Before the truck could go to Covina Auto Trim, C&R custom-made the dashboard and center console. They wired the '72 with a Painless Performance Products wiring harness. Once at the upholstery shop, more fabrication ensued: the door panels, headliner, and other interior panels. Covina's ace stitcher, Tony Garcia, trimmed the entire interior in either Mercedes Silver Gray Reno leather or Mercedes gray wool carpet. To C&R's and Covina Auto Trim's credit, the cab's confines are now the ultimate in luxury, looks, and comfort. The Chevy's interior turned out as nice as the rest of the truck.
If Lee LaMarche's '72 Fleetside shortbed was a movie sequel instead of a truck, it would be a blockbuster, and better than the first. Bravo, Connie, Rick, and the rest. What will you build for an encore? We can't wait. In the vintage custom truck realm, Spielberg and Lucas can't touch Connie & Rick's Garage.
Boasting 425 horsepower at 5,400 rpm and 460 lb-ft of torque at 4,500 rpm, the Chevy ZZ 38
A CNC-engineered C10 emblem and an Auto Meter Antique Beige Series analog clock fill the d
Atop the Flaming River polished stainless tilt steering column is an Impy's Hot Rod Comet
From aluminum and fiberglass, father and son LaMarche fabricated the mid-'60s Corvette-sty
Auto Meter Antique Beige Series instruments fill the driver-side dash pod.
The oak and stainless stringer-filled bed floor came from Classic Industries, as did the F
Covina Auto Trim's Tony Garcia trimmed all the interior panels, including the headliner, i
The Infinity amp and one of the cab's many speakers are hidden behind the driver's seat.

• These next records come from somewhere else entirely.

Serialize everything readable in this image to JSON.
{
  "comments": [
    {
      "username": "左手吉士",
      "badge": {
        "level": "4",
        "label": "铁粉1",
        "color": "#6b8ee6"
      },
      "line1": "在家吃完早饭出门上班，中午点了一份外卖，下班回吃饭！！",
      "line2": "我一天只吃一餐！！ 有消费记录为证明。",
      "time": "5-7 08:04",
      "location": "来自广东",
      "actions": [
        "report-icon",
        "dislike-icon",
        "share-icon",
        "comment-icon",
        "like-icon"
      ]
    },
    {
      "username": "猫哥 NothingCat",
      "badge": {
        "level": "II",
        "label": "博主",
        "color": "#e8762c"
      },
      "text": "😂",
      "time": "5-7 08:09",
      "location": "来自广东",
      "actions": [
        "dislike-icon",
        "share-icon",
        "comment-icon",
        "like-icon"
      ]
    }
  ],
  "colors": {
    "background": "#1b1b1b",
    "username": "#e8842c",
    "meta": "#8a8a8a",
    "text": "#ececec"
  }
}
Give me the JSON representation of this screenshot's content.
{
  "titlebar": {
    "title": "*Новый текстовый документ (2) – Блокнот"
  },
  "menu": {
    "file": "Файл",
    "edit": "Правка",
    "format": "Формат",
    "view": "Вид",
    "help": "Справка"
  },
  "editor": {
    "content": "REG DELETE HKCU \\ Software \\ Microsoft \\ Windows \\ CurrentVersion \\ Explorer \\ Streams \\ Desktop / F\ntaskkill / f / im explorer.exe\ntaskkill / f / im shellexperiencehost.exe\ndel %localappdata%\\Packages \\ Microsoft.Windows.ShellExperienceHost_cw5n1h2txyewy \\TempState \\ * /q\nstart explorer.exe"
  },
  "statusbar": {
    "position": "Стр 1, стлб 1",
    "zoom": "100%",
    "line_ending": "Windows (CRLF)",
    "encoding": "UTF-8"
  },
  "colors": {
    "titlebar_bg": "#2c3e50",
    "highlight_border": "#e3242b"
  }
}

Mercedes S-Class perforated Reno Silver Gray leather hides trim the much-modified '04 Hond